## Data in this exercise
»»

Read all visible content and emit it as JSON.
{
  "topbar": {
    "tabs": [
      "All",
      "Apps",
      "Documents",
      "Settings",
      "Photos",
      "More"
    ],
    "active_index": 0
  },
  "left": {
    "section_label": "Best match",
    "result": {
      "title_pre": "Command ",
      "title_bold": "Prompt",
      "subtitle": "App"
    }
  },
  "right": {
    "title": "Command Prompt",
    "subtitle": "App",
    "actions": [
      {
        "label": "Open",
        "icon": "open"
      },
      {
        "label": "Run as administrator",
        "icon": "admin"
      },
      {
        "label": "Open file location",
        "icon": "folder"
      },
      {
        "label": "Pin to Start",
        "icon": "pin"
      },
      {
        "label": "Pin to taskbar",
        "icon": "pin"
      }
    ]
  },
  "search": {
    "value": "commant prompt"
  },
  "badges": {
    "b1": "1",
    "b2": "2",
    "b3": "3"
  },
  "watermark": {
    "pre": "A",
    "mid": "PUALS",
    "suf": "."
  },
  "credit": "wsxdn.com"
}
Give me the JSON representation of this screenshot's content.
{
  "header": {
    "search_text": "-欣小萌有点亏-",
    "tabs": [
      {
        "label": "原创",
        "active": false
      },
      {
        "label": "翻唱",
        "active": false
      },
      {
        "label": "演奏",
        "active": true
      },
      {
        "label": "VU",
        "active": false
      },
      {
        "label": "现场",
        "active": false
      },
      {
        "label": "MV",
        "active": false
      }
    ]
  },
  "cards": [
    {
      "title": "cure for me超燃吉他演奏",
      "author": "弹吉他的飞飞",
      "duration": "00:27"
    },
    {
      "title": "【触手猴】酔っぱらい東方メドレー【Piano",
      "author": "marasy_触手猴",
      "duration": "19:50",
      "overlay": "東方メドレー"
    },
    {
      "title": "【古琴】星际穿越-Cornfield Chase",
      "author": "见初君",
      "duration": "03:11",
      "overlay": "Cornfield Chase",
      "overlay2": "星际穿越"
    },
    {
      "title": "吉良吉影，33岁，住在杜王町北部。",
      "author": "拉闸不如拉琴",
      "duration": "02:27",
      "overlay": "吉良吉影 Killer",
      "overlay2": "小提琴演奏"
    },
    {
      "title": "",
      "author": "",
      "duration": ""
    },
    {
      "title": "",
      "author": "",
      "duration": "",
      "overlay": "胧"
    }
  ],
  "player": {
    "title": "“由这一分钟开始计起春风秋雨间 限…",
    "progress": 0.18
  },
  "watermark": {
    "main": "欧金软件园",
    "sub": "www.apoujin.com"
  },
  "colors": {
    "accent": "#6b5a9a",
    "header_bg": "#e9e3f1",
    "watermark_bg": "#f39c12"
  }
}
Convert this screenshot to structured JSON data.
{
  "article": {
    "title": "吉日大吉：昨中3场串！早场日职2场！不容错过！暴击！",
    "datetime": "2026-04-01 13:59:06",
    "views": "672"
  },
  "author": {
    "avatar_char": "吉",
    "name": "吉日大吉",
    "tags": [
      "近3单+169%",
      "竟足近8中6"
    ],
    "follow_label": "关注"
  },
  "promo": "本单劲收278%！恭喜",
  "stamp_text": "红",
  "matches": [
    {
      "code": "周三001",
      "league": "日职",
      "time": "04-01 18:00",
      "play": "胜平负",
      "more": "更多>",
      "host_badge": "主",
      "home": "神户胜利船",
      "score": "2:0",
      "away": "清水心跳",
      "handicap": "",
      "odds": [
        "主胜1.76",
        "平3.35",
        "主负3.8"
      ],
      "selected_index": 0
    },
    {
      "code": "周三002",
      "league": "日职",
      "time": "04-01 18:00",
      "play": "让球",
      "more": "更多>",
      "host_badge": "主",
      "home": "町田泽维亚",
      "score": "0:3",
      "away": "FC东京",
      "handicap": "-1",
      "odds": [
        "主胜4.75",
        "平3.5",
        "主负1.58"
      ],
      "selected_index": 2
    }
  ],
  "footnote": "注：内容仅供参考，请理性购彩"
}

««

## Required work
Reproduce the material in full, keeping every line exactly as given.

## Answer to this exercise
Read all visible content and emit it as JSON.
{
  "topbar": {
    "tabs": [
      "All",
      "Apps",
      "Documents",
      "Settings",
      "Photos",
      "More"
    ],
    "active_index": 0
  },
  "left": {
    "section_label": "Best match",
    "result": {
      "title_pre": "Command ",
      "title_bold": "Prompt",
      "subtitle": "App"
    }
  },
  "right": {
    "title": "Command Prompt",
    "subtitle": "App",
    "actions": [
      {
        "label": "Open",
        "icon": "open"
      },
      {
        "label": "Run as administrator",
        "icon": "admin"
      },
      {
        "label": "Open file location",
        "icon": "folder"
      },
      {
        "label": "Pin to Start",
        "icon": "pin"
      },
      {
        "label": "Pin to taskbar",
        "icon": "pin"
      }
    ]
  },
  "search": {
    "value": "commant prompt"
  },
  "badges": {
    "b1": "1",
    "b2": "2",
    "b3": "3"
  },
  "watermark": {
    "pre": "A",
    "mid": "PUALS",
    "suf": "."
  },
  "credit": "wsxdn.com"
}
Give me the JSON representation of this screenshot's content.
{
  "header": {
    "search_text": "-欣小萌有点亏-",
    "tabs": [
      {
        "label": "原创",
        "active": false
      },
      {
        "label": "翻唱",
        "active": false
      },
      {
        "label": "演奏",
        "active": true
      },
      {
        "label": "VU",
        "active": false
      },
      {
        "label": "现场",
        "active": false
      },
      {
        "label": "MV",
        "active": false
      }
    ]
  },
  "cards": [
    {
      "title": "cure for me超燃吉他演奏",
      "author": "弹吉他的飞飞",
      "duration": "00:27"
    },
    {
      "title": "【触手猴】酔っぱらい東方メドレー【Piano",
      "author": "marasy_触手猴",
      "duration": "19:50",
      "overlay": "東方メドレー"
    },
    {
      "title": "【古琴】星际穿越-Cornfield Chase",
      "author": "见初君",
      "duration": "03:11",
      "overlay": "Cornfield Chase",
      "overlay2": "星际穿越"
    },
    {
      "title": "吉良吉影，33岁，住在杜王町北部。",
      "author": "拉闸不如拉琴",
      "duration": "02:27",
      "overlay": "吉良吉影 Killer",
      "overlay2": "小提琴演奏"
    },
    {
      "title": "",
      "author": "",
      "duration": ""
    },
    {
      "title": "",
      "author": "",
      "duration": "",
      "overlay": "胧"
    }
  ],
  "player": {
    "title": "“由这一分钟开始计起春风秋雨间 限…",
    "progress": 0.18
  },
  "watermark": {
    "main": "欧金软件园",
    "sub": "www.apoujin.com"
  },
  "colors": {
    "accent": "#6b5a9a",
    "header_bg": "#e9e3f1",
    "watermark_bg": "#f39c12"
  }
}
Convert this screenshot to structured JSON data.
{
  "article": {
    "title": "吉日大吉：昨中3场串！早场日职2场！不容错过！暴击！",
    "datetime": "2026-04-01 13:59:06",
    "views": "672"
  },
  "author": {
    "avatar_char": "吉",
    "name": "吉日大吉",
    "tags": [
      "近3单+169%",
      "竟足近8中6"
    ],
    "follow_label": "关注"
  },
  "promo": "本单劲收278%！恭喜",
  "stamp_text": "红",
  "matches": [
    {
      "code": "周三001",
      "league": "日职",
      "time": "04-01 18:00",
      "play": "胜平负",
      "more": "更多>",
      "host_badge": "主",
      "home": "神户胜利船",
      "score": "2:0",
      "away": "清水心跳",
      "handicap": "",
      "odds": [
        "主胜1.76",
        "平3.35",
        "主负3.8"
      ],
      "selected_index": 0
    },
    {
      "code": "周三002",
      "league": "日职",
      "time": "04-01 18:00",
      "play": "让球",
      "more": "更多>",
      "host_badge": "主",
      "home": "町田泽维亚",
      "score": "0:3",
      "away": "FC东京",
      "handicap": "-1",
      "odds": [
        "主胜4.75",
        "平3.5",
        "主负1.58"
      ],
      "selected_index": 2
    }
  ],
  "footnote": "注：内容仅供参考，请理性购彩"
}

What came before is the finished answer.